(Work instructions) This exercise calls for every line of the data below with the string "distribute" in it.

(Records for the exercise)

+--

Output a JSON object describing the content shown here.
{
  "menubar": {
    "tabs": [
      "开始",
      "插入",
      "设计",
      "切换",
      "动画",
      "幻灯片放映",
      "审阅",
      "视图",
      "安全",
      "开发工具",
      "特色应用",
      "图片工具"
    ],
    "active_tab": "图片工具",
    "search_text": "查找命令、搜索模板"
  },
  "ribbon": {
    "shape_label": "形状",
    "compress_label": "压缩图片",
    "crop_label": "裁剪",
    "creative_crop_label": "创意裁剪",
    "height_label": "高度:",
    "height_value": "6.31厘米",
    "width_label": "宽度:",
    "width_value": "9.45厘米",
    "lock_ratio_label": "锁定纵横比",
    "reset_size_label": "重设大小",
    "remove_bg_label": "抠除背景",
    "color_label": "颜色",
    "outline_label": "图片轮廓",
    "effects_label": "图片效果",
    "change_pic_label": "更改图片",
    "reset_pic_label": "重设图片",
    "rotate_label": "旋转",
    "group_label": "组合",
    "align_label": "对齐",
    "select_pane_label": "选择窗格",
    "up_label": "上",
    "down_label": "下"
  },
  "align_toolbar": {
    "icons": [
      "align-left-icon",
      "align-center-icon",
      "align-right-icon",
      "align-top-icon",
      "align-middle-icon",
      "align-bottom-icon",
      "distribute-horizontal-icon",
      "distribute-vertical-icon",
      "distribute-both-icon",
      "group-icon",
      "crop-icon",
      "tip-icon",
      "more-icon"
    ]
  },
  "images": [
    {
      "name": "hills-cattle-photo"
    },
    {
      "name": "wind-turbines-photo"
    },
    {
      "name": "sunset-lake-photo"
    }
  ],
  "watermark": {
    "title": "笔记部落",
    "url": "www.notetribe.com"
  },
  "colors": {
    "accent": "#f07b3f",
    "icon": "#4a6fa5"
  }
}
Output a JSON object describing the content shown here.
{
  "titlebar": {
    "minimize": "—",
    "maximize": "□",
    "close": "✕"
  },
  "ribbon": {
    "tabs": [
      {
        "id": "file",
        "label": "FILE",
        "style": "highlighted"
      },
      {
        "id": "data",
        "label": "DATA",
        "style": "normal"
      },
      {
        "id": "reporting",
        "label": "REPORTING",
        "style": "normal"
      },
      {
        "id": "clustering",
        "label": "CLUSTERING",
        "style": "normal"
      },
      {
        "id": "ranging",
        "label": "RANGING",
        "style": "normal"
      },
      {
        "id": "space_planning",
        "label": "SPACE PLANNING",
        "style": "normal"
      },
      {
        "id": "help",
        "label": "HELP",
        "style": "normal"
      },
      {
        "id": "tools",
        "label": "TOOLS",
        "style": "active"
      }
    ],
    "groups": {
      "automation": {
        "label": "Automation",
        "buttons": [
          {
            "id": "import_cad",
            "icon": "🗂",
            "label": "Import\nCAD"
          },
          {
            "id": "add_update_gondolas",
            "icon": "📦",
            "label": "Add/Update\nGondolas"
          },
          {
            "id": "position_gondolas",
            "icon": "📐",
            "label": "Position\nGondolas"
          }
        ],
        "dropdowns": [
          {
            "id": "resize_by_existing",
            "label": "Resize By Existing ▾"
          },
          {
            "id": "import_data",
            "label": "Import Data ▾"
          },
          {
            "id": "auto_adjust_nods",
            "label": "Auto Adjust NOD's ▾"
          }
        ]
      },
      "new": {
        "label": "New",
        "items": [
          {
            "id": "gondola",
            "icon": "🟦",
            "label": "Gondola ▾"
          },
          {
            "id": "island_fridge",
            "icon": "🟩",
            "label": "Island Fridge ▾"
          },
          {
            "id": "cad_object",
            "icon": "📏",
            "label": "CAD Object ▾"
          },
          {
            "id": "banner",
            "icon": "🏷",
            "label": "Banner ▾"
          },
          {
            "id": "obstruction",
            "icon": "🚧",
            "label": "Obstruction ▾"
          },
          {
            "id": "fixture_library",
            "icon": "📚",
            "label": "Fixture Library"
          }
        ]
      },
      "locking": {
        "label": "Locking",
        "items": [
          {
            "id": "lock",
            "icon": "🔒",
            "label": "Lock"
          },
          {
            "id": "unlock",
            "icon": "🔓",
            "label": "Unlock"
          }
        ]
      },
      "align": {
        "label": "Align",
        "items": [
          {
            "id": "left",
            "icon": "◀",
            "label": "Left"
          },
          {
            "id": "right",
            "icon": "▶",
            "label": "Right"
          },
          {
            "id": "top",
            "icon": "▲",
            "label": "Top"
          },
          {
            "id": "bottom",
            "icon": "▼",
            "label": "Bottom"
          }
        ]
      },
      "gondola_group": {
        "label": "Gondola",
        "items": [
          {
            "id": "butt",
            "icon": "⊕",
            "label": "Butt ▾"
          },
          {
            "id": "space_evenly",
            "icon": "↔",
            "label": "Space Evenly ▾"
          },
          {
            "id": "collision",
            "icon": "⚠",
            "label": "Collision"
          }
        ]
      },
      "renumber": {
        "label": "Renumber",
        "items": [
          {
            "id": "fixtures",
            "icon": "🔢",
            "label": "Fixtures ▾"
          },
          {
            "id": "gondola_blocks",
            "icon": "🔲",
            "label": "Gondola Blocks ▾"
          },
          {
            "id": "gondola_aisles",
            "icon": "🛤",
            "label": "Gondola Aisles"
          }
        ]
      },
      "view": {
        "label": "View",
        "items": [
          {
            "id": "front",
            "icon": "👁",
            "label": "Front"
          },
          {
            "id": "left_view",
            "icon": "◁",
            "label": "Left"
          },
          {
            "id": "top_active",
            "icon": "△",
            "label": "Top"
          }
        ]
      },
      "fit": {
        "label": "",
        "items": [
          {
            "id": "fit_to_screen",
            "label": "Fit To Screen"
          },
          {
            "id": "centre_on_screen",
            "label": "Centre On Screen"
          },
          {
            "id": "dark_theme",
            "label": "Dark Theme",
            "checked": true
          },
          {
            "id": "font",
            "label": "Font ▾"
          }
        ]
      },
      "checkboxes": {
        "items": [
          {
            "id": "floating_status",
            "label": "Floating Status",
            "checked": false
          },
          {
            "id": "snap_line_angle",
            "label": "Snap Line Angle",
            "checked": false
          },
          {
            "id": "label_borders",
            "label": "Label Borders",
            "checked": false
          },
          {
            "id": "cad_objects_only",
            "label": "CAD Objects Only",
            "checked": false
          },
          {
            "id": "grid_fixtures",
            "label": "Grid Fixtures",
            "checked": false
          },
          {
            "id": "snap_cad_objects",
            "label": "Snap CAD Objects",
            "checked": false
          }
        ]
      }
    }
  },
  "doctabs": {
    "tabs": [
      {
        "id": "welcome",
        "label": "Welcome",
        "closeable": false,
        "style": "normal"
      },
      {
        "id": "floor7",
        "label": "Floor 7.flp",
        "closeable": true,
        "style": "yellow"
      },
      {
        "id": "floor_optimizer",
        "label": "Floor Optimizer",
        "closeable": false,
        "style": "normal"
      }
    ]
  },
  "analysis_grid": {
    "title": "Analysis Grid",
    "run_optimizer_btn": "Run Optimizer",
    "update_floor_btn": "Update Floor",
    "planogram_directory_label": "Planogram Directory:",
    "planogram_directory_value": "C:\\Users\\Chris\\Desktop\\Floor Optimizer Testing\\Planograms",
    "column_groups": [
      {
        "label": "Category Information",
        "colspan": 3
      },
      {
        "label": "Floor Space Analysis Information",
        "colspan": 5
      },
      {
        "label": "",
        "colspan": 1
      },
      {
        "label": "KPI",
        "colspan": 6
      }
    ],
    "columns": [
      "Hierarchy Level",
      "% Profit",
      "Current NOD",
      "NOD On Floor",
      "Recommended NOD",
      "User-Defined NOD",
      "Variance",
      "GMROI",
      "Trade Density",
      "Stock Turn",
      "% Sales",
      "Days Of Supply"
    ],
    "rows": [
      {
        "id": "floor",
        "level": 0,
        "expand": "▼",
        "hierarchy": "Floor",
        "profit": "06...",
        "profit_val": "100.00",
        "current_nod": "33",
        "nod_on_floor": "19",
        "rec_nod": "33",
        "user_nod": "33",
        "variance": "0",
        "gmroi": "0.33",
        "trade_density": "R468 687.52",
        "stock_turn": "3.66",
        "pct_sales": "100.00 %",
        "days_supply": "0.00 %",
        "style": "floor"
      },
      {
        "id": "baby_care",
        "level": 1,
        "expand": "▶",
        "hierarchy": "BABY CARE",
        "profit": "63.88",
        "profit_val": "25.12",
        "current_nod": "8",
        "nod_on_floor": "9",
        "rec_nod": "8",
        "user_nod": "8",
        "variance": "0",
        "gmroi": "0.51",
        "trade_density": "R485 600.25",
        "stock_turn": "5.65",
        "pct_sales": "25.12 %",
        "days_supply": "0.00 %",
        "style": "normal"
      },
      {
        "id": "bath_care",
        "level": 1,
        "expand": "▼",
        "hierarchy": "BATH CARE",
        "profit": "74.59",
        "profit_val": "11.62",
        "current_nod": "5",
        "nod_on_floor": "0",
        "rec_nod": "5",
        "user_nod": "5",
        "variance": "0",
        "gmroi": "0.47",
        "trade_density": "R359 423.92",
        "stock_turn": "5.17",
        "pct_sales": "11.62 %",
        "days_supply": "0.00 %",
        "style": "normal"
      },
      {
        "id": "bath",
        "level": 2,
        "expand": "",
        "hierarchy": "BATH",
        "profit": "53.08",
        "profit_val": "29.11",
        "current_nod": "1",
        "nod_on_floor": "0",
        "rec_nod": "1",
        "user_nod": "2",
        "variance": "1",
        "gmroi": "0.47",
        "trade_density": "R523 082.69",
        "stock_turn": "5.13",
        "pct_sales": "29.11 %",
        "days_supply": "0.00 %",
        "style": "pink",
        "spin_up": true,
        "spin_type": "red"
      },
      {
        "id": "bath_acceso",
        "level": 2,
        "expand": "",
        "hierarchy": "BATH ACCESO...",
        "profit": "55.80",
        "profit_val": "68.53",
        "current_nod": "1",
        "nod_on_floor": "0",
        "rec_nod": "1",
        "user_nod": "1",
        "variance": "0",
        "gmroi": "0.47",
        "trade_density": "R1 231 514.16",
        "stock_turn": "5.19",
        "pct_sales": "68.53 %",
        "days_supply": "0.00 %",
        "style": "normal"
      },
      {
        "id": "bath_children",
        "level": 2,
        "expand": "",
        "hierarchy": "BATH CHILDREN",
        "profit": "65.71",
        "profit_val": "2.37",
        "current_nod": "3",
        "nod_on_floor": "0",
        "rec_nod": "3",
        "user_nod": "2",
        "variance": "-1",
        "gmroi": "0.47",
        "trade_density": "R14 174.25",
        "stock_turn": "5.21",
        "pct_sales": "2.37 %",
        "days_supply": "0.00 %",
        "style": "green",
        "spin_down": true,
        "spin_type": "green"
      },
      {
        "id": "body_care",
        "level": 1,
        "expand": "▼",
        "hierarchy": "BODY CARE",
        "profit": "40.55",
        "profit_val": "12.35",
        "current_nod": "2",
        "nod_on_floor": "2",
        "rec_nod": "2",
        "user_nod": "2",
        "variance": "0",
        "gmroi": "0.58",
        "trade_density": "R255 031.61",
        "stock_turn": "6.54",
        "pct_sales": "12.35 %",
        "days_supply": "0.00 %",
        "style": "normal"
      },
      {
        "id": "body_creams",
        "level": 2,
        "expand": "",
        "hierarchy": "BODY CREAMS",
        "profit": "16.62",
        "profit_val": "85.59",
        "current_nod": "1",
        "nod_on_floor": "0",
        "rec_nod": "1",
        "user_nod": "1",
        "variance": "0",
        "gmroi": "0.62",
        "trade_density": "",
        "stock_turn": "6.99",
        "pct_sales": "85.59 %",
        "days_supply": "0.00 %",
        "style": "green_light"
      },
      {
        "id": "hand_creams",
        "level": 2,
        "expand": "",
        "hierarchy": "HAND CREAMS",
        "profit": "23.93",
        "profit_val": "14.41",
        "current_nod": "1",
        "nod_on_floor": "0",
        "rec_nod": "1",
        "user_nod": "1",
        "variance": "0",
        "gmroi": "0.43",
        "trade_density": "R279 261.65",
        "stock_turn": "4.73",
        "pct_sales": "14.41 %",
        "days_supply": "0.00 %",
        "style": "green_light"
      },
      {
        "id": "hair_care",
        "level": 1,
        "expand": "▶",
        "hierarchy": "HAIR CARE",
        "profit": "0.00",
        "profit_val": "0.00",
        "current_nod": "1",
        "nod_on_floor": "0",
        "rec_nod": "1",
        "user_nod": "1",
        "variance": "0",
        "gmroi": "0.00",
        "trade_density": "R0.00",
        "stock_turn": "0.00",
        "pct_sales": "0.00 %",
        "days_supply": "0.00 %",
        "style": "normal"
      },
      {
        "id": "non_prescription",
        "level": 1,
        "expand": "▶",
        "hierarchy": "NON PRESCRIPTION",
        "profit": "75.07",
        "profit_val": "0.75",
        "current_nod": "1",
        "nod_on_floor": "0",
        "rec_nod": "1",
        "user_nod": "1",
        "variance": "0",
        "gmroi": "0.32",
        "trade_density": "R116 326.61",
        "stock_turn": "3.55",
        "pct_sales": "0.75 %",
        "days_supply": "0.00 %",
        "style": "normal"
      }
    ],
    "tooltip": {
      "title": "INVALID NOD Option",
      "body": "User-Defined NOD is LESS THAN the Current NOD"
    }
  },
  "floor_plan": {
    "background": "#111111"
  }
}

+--

(Task result)
      "distribute-horizontal-icon",
      "distribute-vertical-icon",
      "distribute-both-icon",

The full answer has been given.